Ecco, March 2015
Reviewed by Randy Rosenthal
In antiquity, the Latin word “pagan” simply meant peasant. For example, Cicero wrote a phrase about pagani et montani, “peasants and mountain-folk.” It was loosely derogatory, in the way a military man would use the word civilian. But it had nothing to do with religion. In fact, the word pagan did not come to be used in the way we habitually use it today until the late 4th century. Before then, someone who practiced “paganism” would not have any idea what you were talking about. No one would have called himself a pagan, and certainly not a polytheist. There were gods, dozens of them, and in order to gain their favors you worshipped and offered sacrifices to their images. The question of belief in their existence was irrelevant. In very ancient times, there were human sacrifices, but as time progressed this became unfavorable, at least in the Mediterranean, and animals were sacrificed instead. Apparently, people were under the impression that gods wanted blood, or smoke from the burning of fat, or songs of devotion. If you found fortune or power, you’d honor the god who helped you. If you failed or were defeated, you abandoned the god who had abandoned you. The gods were not interested in ethics or morality or sin—such matters were only the concern of humans. It was pretty simple. That is, until Christians came along.
It could be said to have started with YHWH, the tribal god of the Jews. He was somewhat a strange god, in that he demanded his followers worship no other gods. While in practical regards, Judaism fit seamlessly and indistinguishably into the plethora of ancient religious cults, the Jews claimed to stand apart from others, simply in that, unlike all other peoples of the time, they thought themselves to be separate and distinct, because they worshipped the most powerful god and no other. They were the Chosen People. But no one besides the Jews really gave this idea much credit. As James J. O’Donnell writes in his book Pagans—an easily readable overview of the political and religious world of the Mediterranean and Middle-East at the time Christianity was establishing itself—this “claim to have a single god of unique power was self-evidently laughable—who could that god be, how old, how venerable, how powerful? Where has he been all this time?”

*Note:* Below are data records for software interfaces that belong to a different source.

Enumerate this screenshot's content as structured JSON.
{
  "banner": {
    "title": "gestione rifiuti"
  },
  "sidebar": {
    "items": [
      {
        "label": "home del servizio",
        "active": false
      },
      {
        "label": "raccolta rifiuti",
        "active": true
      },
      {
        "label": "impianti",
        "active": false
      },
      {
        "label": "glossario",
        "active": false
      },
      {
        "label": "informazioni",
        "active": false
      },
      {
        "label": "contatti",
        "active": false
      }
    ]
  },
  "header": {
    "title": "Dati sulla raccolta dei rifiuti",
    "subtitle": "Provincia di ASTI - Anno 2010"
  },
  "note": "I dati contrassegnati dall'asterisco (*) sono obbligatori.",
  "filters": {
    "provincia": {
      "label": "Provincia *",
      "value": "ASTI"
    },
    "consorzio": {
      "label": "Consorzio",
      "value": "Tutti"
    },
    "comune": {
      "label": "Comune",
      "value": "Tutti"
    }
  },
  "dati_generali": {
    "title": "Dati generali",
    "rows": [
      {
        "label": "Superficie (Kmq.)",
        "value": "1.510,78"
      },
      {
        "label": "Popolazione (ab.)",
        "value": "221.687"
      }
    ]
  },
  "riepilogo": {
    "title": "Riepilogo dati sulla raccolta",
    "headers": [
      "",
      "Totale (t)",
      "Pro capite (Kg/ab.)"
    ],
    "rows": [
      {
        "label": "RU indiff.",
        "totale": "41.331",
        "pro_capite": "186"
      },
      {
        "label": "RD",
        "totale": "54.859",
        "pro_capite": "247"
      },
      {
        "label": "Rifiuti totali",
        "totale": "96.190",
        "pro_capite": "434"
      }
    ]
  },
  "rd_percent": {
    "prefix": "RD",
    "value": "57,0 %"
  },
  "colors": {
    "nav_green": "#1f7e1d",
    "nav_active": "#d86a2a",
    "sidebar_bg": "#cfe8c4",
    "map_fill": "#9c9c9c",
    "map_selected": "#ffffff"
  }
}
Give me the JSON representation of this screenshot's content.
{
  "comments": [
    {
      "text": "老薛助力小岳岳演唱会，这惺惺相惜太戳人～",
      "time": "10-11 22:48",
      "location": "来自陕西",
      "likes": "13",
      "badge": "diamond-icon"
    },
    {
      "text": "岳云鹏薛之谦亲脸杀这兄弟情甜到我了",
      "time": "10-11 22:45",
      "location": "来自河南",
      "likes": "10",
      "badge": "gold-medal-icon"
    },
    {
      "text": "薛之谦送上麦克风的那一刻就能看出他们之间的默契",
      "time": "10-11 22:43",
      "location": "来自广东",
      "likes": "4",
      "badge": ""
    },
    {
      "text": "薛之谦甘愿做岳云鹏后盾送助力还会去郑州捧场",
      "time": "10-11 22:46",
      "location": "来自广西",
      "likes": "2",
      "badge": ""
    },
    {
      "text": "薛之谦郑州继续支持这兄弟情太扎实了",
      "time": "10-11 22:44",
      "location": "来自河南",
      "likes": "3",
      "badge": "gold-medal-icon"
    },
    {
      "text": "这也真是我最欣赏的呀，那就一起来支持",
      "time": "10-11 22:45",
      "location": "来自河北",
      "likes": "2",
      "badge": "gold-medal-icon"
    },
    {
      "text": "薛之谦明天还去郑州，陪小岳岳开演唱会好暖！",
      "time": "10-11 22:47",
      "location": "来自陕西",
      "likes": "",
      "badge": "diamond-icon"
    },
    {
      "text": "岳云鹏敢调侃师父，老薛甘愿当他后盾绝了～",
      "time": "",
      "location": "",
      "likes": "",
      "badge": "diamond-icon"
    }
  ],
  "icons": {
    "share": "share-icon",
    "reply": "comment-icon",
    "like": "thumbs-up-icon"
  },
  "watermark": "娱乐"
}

This idea of uniqueness only gained credibility with the emergence of Christianity, and along side it, the concept of paganism, which did not exist until Christianity had established itself as the dominant religion of the Roman Empire—and that was after centuries of Christian evolution, collapse, and reinvention. Only then, in the late 300s, did the idea of an “other” make sense, because then everyone who was not Christian had to be grouped together. In the same way Jews used the word Gentile to designate everyone who wasn’t Jewish, “pagan” was suddenly used as a term to designate everyone who wasn’t Christian. As O’Donnell writes, “People became pagans when it was convenient to Christians for them to do so. Calling the others by the name made it clear just how special, unique, and different Christianity claimed to be.” Whereas other cults of worship were associated with local deities, Christianity was unique in that it was universal, or “catholic.” Its god was the one, true God, while all the other gods were simply demons. These ideas were spread by writers such as Augustine, and enforced by edicts of the emperors Constantine and Theodosius, who banned all forms of pagan worship. In reality, “outside of Christian imaginations, there was no such thing as paganism, only people doing what they were in the habit of doing.” Yet within a century, Christians all but eradicated the old ways of worship.
Tradition, however, is a difficult if not impossible thing to stamp out, and so practices we think of as pagan, and which O’Donnell calls “traditional,” have continued to this day. Just think of the “offerings” we make to Santa Claus. Or that we still celebrate our major holidays around the winter solstice and the vernal equinox, just like the “pagans” did. Even the title pontifex maximus, originally used by the kings of pre-Republican Rome, was later adopted by the pope. And just as Christians abandoned the old gods, who were no longer needed and who, O’Donnell reminds us, never actually existed outside of peoples’ minds, we moderns have abandoned the Christian God, whom we similarly find useless and who also has never existed outside the minds of humans.
This might sound like an atheist’s perspective, but keep in mind that the original “atheists” were first Jews and then Christians themselves, because they were the only people in antiquity that did not honor and respect the gods. In O’Donnell’s words, “If there are many gods, people who claim to believe in exactly one god, a god few had heard of, a newcomer, a god without temples and signs of power—are, functionally speaking, atheists.”
My, how the meaning of words become inverted over time. And things that once were, remain so today, albeit in different guises. We like to think of religion in clean categories and divide history into neat periods, but everything is much more wishy-washy than we’d like them to be. And it’s by understanding this that we can begin to understand everything else. Pagans will help us understand.